◆ Recorded data
━━━━━━━━━━
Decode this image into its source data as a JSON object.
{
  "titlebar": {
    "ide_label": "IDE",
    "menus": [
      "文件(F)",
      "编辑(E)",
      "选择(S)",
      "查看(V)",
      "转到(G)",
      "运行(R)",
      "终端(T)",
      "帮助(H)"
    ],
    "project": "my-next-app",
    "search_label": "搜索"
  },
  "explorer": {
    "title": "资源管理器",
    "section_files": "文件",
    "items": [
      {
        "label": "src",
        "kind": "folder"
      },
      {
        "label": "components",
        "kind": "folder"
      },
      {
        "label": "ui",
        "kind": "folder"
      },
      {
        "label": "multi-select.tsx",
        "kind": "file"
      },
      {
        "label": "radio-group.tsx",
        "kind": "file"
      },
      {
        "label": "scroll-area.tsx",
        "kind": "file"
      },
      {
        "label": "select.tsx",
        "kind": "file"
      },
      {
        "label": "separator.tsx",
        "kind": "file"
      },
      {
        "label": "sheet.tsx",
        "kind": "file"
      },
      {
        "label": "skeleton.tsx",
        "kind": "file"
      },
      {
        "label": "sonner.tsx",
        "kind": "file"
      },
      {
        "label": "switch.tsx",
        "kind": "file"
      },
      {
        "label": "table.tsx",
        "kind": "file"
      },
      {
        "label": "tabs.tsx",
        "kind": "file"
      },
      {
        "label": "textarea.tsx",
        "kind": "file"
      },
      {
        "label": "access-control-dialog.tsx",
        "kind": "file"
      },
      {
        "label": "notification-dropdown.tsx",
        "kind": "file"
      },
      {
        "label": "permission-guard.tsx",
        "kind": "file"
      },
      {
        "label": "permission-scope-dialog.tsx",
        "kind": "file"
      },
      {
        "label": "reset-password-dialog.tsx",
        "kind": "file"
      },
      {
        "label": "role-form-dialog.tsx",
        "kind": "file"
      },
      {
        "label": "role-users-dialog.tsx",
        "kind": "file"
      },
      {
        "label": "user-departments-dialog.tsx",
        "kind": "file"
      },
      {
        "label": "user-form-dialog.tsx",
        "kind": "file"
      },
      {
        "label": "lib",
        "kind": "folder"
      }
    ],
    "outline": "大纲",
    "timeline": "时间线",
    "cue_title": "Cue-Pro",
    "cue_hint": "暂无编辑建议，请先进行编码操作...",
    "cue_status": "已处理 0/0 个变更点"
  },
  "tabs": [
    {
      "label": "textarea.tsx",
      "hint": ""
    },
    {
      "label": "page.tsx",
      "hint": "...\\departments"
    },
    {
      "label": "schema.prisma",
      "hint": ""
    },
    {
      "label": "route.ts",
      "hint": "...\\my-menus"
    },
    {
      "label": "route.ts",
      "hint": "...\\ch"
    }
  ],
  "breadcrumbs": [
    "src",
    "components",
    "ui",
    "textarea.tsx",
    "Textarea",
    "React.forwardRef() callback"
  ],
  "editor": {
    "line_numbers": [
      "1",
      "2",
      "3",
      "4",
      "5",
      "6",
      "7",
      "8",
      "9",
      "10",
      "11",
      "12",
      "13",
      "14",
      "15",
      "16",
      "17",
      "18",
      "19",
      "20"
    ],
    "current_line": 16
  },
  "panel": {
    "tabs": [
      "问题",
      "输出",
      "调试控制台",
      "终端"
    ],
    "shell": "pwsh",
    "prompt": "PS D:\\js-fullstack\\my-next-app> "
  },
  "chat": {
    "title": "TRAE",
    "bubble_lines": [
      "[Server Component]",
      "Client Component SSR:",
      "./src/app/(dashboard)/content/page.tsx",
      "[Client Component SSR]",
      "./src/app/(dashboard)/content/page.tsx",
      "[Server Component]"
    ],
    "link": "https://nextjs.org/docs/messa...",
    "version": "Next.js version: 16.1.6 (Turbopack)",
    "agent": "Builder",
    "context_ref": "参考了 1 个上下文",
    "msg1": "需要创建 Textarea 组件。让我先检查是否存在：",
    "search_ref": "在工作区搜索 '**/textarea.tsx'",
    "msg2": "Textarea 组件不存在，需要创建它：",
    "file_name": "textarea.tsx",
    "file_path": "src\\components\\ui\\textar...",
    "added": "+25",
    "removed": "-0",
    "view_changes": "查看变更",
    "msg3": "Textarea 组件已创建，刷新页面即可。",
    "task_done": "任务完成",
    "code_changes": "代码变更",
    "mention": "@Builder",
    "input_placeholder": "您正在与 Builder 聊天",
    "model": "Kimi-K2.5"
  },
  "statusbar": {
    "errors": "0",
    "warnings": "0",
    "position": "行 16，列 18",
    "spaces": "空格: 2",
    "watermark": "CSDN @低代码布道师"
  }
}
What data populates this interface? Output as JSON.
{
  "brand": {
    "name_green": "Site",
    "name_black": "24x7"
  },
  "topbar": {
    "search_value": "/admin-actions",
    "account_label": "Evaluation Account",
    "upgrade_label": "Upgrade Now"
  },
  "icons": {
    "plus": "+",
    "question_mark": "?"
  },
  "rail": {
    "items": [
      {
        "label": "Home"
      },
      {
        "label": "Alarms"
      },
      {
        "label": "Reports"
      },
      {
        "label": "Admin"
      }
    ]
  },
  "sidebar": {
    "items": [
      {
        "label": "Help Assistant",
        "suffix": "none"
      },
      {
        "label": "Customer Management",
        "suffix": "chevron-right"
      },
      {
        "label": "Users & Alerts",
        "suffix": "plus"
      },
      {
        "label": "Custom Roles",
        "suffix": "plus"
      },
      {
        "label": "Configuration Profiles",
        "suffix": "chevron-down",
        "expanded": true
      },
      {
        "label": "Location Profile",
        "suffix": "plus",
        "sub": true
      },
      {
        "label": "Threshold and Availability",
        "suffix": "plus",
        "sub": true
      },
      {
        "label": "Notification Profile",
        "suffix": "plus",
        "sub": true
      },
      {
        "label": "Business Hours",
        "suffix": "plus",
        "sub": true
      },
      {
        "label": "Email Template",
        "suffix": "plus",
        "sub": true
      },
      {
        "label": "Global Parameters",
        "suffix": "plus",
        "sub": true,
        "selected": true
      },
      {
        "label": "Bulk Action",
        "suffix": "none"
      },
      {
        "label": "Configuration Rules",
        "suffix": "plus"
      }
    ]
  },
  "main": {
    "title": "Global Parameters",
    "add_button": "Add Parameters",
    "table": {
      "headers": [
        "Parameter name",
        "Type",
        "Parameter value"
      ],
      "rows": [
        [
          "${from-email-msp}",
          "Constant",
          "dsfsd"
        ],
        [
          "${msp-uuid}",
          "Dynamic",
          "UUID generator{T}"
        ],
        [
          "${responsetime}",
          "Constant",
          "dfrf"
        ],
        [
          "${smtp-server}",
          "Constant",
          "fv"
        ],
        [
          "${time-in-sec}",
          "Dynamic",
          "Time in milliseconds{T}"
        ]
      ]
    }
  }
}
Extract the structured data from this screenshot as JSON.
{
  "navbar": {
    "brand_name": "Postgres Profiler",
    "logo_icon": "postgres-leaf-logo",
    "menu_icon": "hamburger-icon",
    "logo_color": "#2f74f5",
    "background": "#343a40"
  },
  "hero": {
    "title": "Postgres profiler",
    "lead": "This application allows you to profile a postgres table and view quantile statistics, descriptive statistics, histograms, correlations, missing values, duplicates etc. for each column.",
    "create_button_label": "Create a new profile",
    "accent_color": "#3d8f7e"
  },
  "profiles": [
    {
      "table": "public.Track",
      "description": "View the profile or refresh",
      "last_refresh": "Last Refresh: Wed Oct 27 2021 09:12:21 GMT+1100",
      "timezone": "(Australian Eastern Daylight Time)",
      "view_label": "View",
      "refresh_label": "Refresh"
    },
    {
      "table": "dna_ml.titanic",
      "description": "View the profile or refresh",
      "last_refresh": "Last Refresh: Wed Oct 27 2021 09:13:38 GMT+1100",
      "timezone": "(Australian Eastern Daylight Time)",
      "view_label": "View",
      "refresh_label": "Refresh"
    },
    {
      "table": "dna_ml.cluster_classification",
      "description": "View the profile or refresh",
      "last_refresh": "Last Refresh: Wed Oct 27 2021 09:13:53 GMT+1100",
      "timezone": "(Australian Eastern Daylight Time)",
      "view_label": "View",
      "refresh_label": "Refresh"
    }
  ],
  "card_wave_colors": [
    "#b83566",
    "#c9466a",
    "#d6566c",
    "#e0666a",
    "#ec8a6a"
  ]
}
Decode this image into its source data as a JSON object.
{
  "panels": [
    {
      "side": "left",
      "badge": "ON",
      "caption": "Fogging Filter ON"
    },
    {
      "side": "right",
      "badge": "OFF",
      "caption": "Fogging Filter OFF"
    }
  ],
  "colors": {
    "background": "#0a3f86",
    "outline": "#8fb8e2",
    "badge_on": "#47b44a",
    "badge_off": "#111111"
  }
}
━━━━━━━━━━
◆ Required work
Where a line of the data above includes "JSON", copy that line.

◆ Problem solution
Decode this image into its source data as a JSON object.
What data populates this interface? Output as JSON.
Extract the structured data from this screenshot as JSON.
Decode this image into its source data as a JSON object.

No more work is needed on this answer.